Retype each record exactly, please. Skip none.

=== Data records ===

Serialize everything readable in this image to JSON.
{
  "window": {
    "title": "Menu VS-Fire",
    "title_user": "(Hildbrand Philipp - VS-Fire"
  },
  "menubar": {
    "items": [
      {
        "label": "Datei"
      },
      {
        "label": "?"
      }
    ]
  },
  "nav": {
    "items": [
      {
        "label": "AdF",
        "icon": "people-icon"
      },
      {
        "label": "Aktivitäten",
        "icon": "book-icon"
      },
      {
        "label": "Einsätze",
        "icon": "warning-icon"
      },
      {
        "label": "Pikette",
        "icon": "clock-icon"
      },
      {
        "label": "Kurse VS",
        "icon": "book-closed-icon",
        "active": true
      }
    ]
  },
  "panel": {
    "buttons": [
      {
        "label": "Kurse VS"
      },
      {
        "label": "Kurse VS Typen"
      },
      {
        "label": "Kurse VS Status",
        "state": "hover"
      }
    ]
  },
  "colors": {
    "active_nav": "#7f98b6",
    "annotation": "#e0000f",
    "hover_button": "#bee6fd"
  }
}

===

Solution to this exercise:
Serialize everything readable in this image to JSON.
{
  "window": {
    "title": "Menu VS-Fire",
    "title_user": "(Hildbrand Philipp - VS-Fire"
  },
  "menubar": {
    "items": [
      {
        "label": "Datei"
      },
      {
        "label": "?"
      }
    ]
  },
  "nav": {
    "items": [
      {
        "label": "AdF",
        "icon": "people-icon"
      },
      {
        "label": "Aktivitäten",
        "icon": "book-icon"
      },
      {
        "label": "Einsätze",
        "icon": "warning-icon"
      },
      {
        "label": "Pikette",
        "icon": "clock-icon"
      },
      {
        "label": "Kurse VS",
        "icon": "book-closed-icon",
        "active": true
      }
    ]
  },
  "panel": {
    "buttons": [
      {
        "label": "Kurse VS"
      },
      {
        "label": "Kurse VS Typen"
      },
      {
        "label": "Kurse VS Status",
        "state": "hover"
      }
    ]
  },
  "colors": {
    "active_nav": "#7f98b6",
    "annotation": "#e0000f",
    "hover_button": "#bee6fd"
  }
}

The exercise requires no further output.